  2. It is difficult to get proper credit for your research software and link it to the existing reputation system (that is very much focussed on reputation by formal publication in a journal).

Diamond open access was new to me. Basically it means that you try to keep the licenses of the articles also in your hands and try to do all the publishing process within the community in order to get rid of big journals. So the only infrastructure you have to provide externally is a publication system. For this, there exists especially one system: ojs (open journal systems), which is free software and runs on a server. I really liked this approach because it tackles some problems that still exist with open access nowadays like publication fees and the fact that publishers take your intellectual property away from you. The downside of course are the costs for the infrastructure: I do not have a clear number, but there needs some effort to be put into the hosting and providing of the system, so you also need (public) money or great efforts from within the community in order to run these systems. There are actually some projects even at DIPF doing this and I think it will be interesting to see in the future what happens to these projects.

The workshops about digital humanities were sometimes a little bit challenging. We had started with several discussions what might be problems when it comes to open research in digital humanities and we also have to acknowledge that other fields (especially in the natural sciences) are ahead of the humanities. This lead to interesting discussions in the workshops and still the problems that most of the people attending the open science barcamp do have a background in natural sciences or engineering, where open science is way more established than in the humanities.

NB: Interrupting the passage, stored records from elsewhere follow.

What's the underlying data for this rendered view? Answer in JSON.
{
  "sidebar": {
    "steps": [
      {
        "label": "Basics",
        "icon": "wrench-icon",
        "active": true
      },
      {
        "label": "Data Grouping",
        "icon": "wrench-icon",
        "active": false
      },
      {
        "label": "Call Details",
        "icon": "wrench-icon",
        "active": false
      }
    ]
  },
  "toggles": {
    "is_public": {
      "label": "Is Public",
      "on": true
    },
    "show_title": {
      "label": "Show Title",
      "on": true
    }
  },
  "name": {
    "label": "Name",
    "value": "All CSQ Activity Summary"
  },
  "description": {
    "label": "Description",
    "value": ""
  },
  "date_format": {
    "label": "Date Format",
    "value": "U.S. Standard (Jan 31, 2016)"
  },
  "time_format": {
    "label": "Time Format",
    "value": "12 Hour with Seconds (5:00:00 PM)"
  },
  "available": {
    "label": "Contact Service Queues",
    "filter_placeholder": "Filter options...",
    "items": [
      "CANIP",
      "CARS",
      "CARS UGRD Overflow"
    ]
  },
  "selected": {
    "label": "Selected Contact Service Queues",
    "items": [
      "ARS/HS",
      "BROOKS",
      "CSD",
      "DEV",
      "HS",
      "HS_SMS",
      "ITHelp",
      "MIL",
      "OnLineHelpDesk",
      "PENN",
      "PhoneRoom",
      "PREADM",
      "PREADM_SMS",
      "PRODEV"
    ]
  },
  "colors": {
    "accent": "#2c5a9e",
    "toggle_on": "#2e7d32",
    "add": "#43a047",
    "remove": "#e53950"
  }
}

I think in digital humanities there are actually two things happening: First, there is the will of a lot of people to make their research more open (I can see this when I talk to people during my dissertation). On the other side, we are also in the middle of the digitization of the field, so there is a lot of stuff tried out as well as researched. I would also argue it is not true that there is not so much open science going on in DH. Just think about all the projects to digitize old writings or the corpora created in linguistics. We see a lot of these processes and actually I think it is really interesting to be in these processes now to see what is possible and what is not possible in the future.

Summing up, it was a great event like last year, and thanks a lot to the organizers.

Categories
Science

FAIR Software

Some of you might have heard about the FAIR principles for data. Since the paper was published in 2015, it became state of the art in data sharing. But data is not all that is needed to make research more transparent. Software is another very important part.

Tackling this topic, the German National Library of Science and Technology hosted a workshop to make software also more FAIR. There have been varios posts, you can also see the complete sessions and the exercises online.

I actually liked the workshop a lot and it is worth having a look at the sessions. It also showed that there are still certain boundaries. For instance, there are no real repositories for scientific software with a search interface that can be narrowed down to scientific criteria. I also know that people are working on knowledge graphs, but right now there is often no good way to link data, software and published results. I liked the approach of Zenodo to provide and easy way to reference software and get a DOI for it, but there are not many metadata available about the software.

The workshop involved a lot of hands-on sessions, the overall principle was based on the carpentries, especially library carpentry, which is a workshop format that is completely open, so everyone can work with it and use it for their own workshops.

I learned a lot and thanks very much to the organizers.